→ PROBLEM DETAILS: Restate the whole of the data below word for word, skipping the images.

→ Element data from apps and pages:

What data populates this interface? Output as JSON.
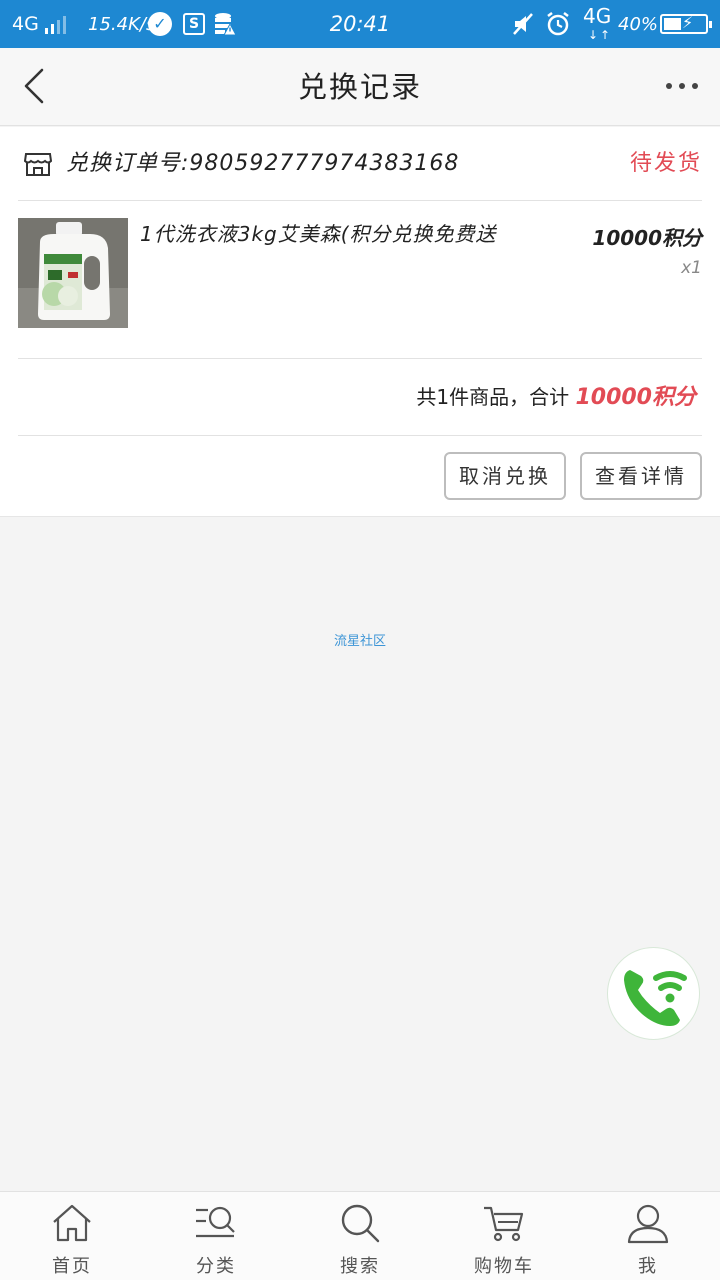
{
  "status_bar": {
    "network": "4G",
    "speed": "15.4K/s",
    "time": "20:41",
    "network2": "4G",
    "battery": "40%"
  },
  "header": {
    "title": "兑换记录"
  },
  "order": {
    "order_number_label": "兑换订单号:980592777974383168",
    "status": "待发货",
    "product": {
      "name": "1代洗衣液3kg艾美森(积分兑换免费送",
      "price": "10000积分",
      "quantity": "x1"
    },
    "summary_prefix": "共1件商品，合计",
    "summary_points": "10000积分",
    "actions": {
      "cancel": "取消兑换",
      "detail": "查看详情"
    }
  },
  "watermark": "流星社区",
  "tabbar": {
    "items": [
      {
        "label": "首页",
        "icon": "home-icon"
      },
      {
        "label": "分类",
        "icon": "category-icon"
      },
      {
        "label": "搜索",
        "icon": "search-icon"
      },
      {
        "label": "购物车",
        "icon": "cart-icon"
      },
      {
        "label": "我",
        "icon": "user-icon"
      }
    ]
  },
  "colors": {
    "status_bar": "#1e88d2",
    "accent_red": "#e24b55",
    "link_blue": "#3d95d6",
    "phone_green": "#3fb53a"
  }
}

→ OUTPUT BELOW:
What data populates this interface? Output as JSON.
{
  "status_bar": {
    "network": "4G",
    "speed": "15.4K/s",
    "time": "20:41",
    "network2": "4G",
    "battery": "40%"
  },
  "header": {
    "title": "兑换记录"
  },
  "order": {
    "order_number_label": "兑换订单号:980592777974383168",
    "status": "待发货",
    "product": {
      "name": "1代洗衣液3kg艾美森(积分兑换免费送",
      "price": "10000积分",
      "quantity": "x1"
    },
    "summary_prefix": "共1件商品，合计",
    "summary_points": "10000积分",
    "actions": {
      "cancel": "取消兑换",
      "detail": "查看详情"
    }
  },
  "watermark": "流星社区",
  "tabbar": {
    "items": [
      {
        "label": "首页",
        "icon": "home-icon"
      },
      {
        "label": "分类",
        "icon": "category-icon"
      },
      {
        "label": "搜索",
        "icon": "search-icon"
      },
      {
        "label": "购物车",
        "icon": "cart-icon"
      },
      {
        "label": "我",
        "icon": "user-icon"
      }
    ]
  },
  "colors": {
    "status_bar": "#1e88d2",
    "accent_red": "#e24b55",
    "link_blue": "#3d95d6",
    "phone_green": "#3fb53a"
  }
}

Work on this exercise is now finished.